··· WORKING DATA ···

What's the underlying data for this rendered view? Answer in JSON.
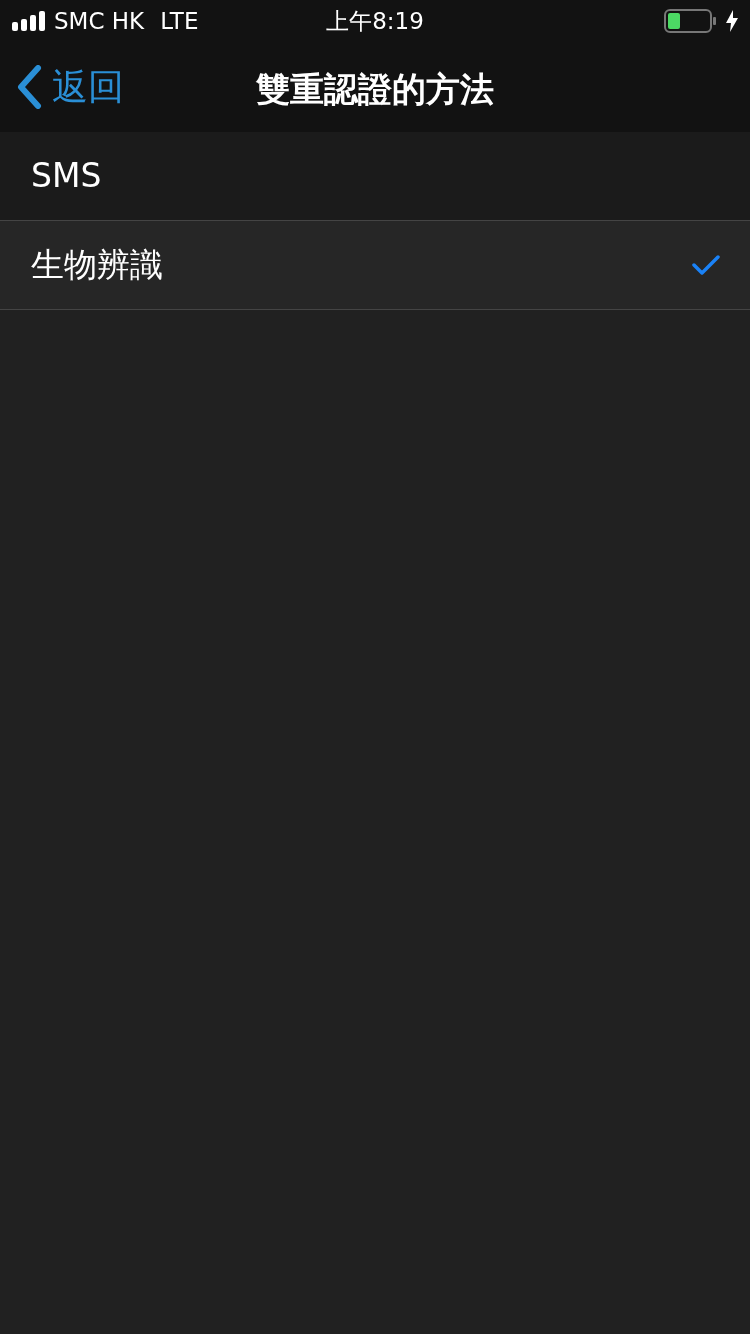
{
  "status_bar": {
    "carrier": "SMC HK",
    "network": "LTE",
    "time": "上午8:19",
    "charging": true
  },
  "nav_bar": {
    "back_label": "返回",
    "title": "雙重認證的方法"
  },
  "options": [
    {
      "label": "SMS",
      "selected": false
    },
    {
      "label": "生物辨識",
      "selected": true
    }
  ]
}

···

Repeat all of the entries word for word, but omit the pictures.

# SOLVED PROBLEM
What's the underlying data for this rendered view? Answer in JSON.
{
  "status_bar": {
    "carrier": "SMC HK",
    "network": "LTE",
    "time": "上午8:19",
    "charging": true
  },
  "nav_bar": {
    "back_label": "返回",
    "title": "雙重認證的方法"
  },
  "options": [
    {
      "label": "SMS",
      "selected": false
    },
    {
      "label": "生物辨識",
      "selected": true
    }
  ]
}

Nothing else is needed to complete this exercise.